Open, distributed blockchain application platform that provides decentralized virtual machines that handle peer-to-peer contracts through its proprietary cryptocurrency Ethereum. Allows anyone to build and use decentralized applications running through blockchain technology without any fraud, censorship, or third-party regulation.

The concept of Ethereum was first proposed in 2013-2014 by Vitalik Buterin after he was inspired by Bitcoin to work together to build a more global, free and reliable Internet.

Ethereum is an innovation that applies some of the techniques and concepts from Bitcoin to computing. Bitcoin is thought of as a system that maintains a shared ledger that securely records all bitcoin bills. Ethereum utilizes many mechanisms similar to Bitcoin (such as blockchain technology and P2P networks) to maintain a shared computing platform that is flexible and secure enough to run any program a user wants (including, of course, Bitcoin-like blockchain programs).

Before the emergence of Ethereum, there have been many projects based on blockchain technology that attempt to implement the above-mentioned blockchain applications. However, all of these projects had certain limitations and could only support one or several specific applications at the same time. The reason why Ethernet can surpass the limitations of these previous projects is because of its core idea: what Ethernet wants to implement is a blockchain protocol with a built-in programming language, and since the programming language is supported, then theoretically any blockchain application can be defined in this language and then run as an application on top of Ethernet's blockchain protocol (translation: the significance of this protocol is similar to that of the Internet era TCP/IP protocol). Instead of those previous projects, each defining its own blockchain protocol, each supporting one or several specific blockchain applications, and incompatible with each other. Moreover, the blockchain protocols based on Ether's support for programming can not only implement the various blockchain applications that have been proposed as mentioned before, but also, in the future, can implement brand new blockchain applications that people have not yet thought of now. In other words, the blockchain protocol defined by Ethernet makes it possible for blockchain application developers to develop top-level applications efficiently and quickly.

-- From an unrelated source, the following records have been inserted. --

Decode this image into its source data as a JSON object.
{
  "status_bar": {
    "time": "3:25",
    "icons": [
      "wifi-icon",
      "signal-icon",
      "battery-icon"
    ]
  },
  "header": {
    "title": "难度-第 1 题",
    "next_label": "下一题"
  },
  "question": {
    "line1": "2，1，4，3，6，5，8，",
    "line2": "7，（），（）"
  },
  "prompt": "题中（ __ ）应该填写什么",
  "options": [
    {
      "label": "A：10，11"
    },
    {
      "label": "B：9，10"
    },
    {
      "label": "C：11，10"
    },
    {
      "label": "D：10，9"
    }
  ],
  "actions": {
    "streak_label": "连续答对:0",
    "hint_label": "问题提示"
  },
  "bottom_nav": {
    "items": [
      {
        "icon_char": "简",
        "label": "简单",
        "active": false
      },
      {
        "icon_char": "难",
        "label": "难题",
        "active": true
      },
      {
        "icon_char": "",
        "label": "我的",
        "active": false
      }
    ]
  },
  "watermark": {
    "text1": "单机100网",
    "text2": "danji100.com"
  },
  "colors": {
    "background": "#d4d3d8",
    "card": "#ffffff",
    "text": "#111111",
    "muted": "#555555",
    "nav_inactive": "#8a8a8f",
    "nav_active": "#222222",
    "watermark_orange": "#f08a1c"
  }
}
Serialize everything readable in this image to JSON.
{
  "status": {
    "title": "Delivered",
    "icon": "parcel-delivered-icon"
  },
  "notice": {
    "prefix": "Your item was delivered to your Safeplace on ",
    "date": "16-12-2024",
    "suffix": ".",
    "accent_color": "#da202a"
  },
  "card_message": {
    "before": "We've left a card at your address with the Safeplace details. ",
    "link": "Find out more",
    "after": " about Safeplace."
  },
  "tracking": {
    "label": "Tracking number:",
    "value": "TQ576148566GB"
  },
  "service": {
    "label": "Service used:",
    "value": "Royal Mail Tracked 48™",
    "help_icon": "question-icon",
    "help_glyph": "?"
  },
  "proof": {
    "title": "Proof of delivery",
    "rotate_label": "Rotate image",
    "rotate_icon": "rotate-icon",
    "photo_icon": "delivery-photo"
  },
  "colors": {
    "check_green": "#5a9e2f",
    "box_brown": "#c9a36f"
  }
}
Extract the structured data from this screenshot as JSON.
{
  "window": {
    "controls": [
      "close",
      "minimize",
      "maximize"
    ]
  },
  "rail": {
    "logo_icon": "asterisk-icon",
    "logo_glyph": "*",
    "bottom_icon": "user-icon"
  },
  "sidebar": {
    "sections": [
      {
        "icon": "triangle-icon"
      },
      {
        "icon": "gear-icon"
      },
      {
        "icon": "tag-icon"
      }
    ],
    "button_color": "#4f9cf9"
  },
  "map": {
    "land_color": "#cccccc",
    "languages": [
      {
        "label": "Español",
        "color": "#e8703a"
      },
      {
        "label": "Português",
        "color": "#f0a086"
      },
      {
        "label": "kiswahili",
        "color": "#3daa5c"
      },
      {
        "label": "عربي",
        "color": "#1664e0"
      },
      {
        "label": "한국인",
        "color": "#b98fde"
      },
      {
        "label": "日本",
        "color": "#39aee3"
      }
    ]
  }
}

Ethereum can be thought of as a "global computer": a place where anyone can upload and execute applications, and where their effective execution is guaranteed, relying on the highly robust, decentralized, consensus network of thousands of computers around the world that is the Ether system. Ethereum, based on the blockchain technology applied in Bitcoin and other systems, also uses the cryptography and economic incentives used in Bitcoin and other systems as a guarantee of computational security. However, thanks to its support for programming languages, Ethereum is able to open up even greater possibilities.

As a concrete example, imagine a scenario where a bicycle rental service is provided using Slock, an Ethernet-based IoT platform. The owner of the bike would install a Slock (smart lock) on their bike and register a smart contract (a piece of computer program code) with the bike on the Ether blockchain. After receiving the request, the contract automatically forwards the digital currency to the owner of the bike and records a status indicating that the sender of the digital currency has just acquired some kind of ownership, such as the right to use the bike for the next three hours. For the next three hours, the person can send a specific signature message to the Slock (smart lock) via their smartphone, which will open the lock on the bike. The entire rental process described above does not involve any centralized payment processor, even the company Slock itself. Therefore, people who use locks like Slock do not have to worry about their locks not working after the Slock company goes out of business, nor do they have to worry about service providers suddenly starting to be charged high fees, nor do they have to worry about all their private transaction information falling into the hands of one party.

Other blockchain applications based on Ether include a wide variety of financial contracts - from simple digital applications for physical assets (gold, stocks) to complex applications for some financial derivatives, more secure update and maintenance applications for Internet infrastructure (such as DNS and digital authentication), personal online identity management applications that do not rely on centralized personal online identity management applications that don't rely on centralized service providers (since centralized service providers are likely to leave some kind of back door and use it to snoop on your personal privacy).

Essentially, the goal of Ethernet is to bring the three characteristics of decentralization, openness, and security that blockchain technology has to offer to almost any area that can be counted.

Was this article helpful?
0 out of 0 found this helpful